So Merry Christmas, or be filled with the fulness of God. That’s what makes Christmas so merry, we can delight ourselves in His grace upon grace.

God centered anticipation – the dawning of a new dispensation


Merry Advent Season

And this is the sign unto you: Ye shall find a babe wrapped in swaddling clothes, and lying in a manger.

Luke 2:12 ASV

December always catches us by surprise. Sometimes one can get irritated if you allow it to catch you on the wrong side of life. Having a God centered anticipation corrects the attitude. Most didn’t catch the birth of Christ, it was a uneventful moment in the chaos of life. Others were rudely interrupted so much that it altered their course in life. Heaven long ago prepared for an Incarnation, but Earth was not quite ready. (Interpreters Bible) It was the dawning of a new dispensation for when it’s midnight all around the daystar comes silently.

When God does a marvelous work, such as may amaze all heaven and earth, He commands silence all around, sends forth the still small voice, and then sets some feeble instrument to work—and straightway it is done! Man toils and pants, and after all effects but little; the Creator, in the silent majesty of power, noiseless yet resistless, achieves by a word the infinite wonders of omnipotence! Horace Bonar

I pray you will allow yourself to be caught up in anticipation! Come beggar, bag lady, tramp mendicant and allow your crud to be washed; washed into blood red. To look again at the simple things of life, to pause at the manger and be part of its birth. Standing there in the muck and the smell of the stall centers me back to it all. Christ can come anytime anywhere anyplace-he is not set off by the unexpected. He isn’t in the crowded inn full of the “other” noises. He bleeds out to the simple; the ones under the loads of life. God comes quiet and comes small. Small enough to understand us, small enough to bend and listen to our sorrow. Love comes anticipating a reception – in the room all quiet. Meet him in this Advent season.

Anticipating His Second Advent


Hag. 2:6 ¶ “For thus says the LORD of hosts: ‘Once more (it is a little while) I will shake heaven and earth, the sea and dry land; and I will shake all nations, and they shall come to the Desire of All Nations, and I will fill this temple with glory,’ says the LORD of hosts.

Parris and I are finishing up a ministry trip in Manila, Philippines as I write today’s devotion. Christmas is a big deal in Manila, Christmas trees and decorations are everywhere. Just like we sense in America, there is a conflict in the air as we anticipate the celebration of the Lord’s birth.
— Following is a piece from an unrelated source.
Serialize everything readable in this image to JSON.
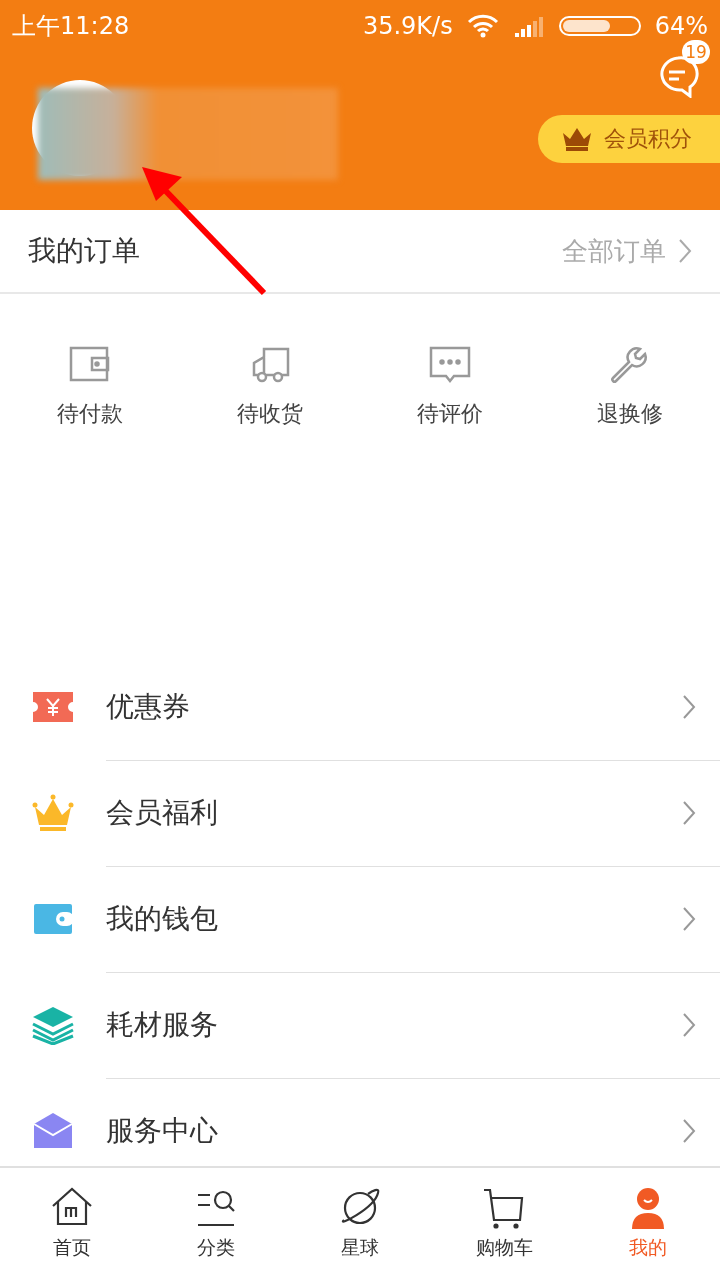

We see the conflict in the irony of affluence and poverty, sickness and health, joy and sadness as the celebration draws near. This waiting for Christmas pictures what is really going on inside of all of us. Actually the conflict is in creation itself. Creation is groaning in joyful anticipation of the coming kingdom, even in the midst of the conflict and heartbreak all around us in our world. Here is how the Apostle Paul describes this irony all around us from the Message Bible;

Rom. 8:19-21 – “The created world itself can hardly wait for what’s coming next. Everything in creation is being more or less held back. God reins it in until both creation and all the creatures are ready and can be released at the same moment into the glorious times ahead. Meanwhile, the joyful anticipation deepens”.

That is exactly what I see in the streets of America and I feel groaning in the hearts of the people in the Philippines. Darkness is increasing as our anticipation deepens.

This is the feeling we get when we think about what it was like in Israel before the birth of Jesus Christ. The Apostle Matthew described the spiritual climate like this,

Matt. 4:15 ¶ “The land of Zebulun and the land of Naphtali,

the way of the sea, beyond the Jordan, Galilee of the Gentiles—

Matt. 4:16 the people dwelling in darkness

have seen a great light,

and for those dwelling in the region and shadow of death,

on them a light has dawned.”

There was an unusual darkness settling in on the world when suddenly the darkness gave way to the light in the birth of Christ. That’s how it feels today, we are grieved by the darkness of our world but the joyful expectancy of something about to happen is growing inside of our hearts. As we welcome another Christmas we are really preparing for the Second Advent of our Lord.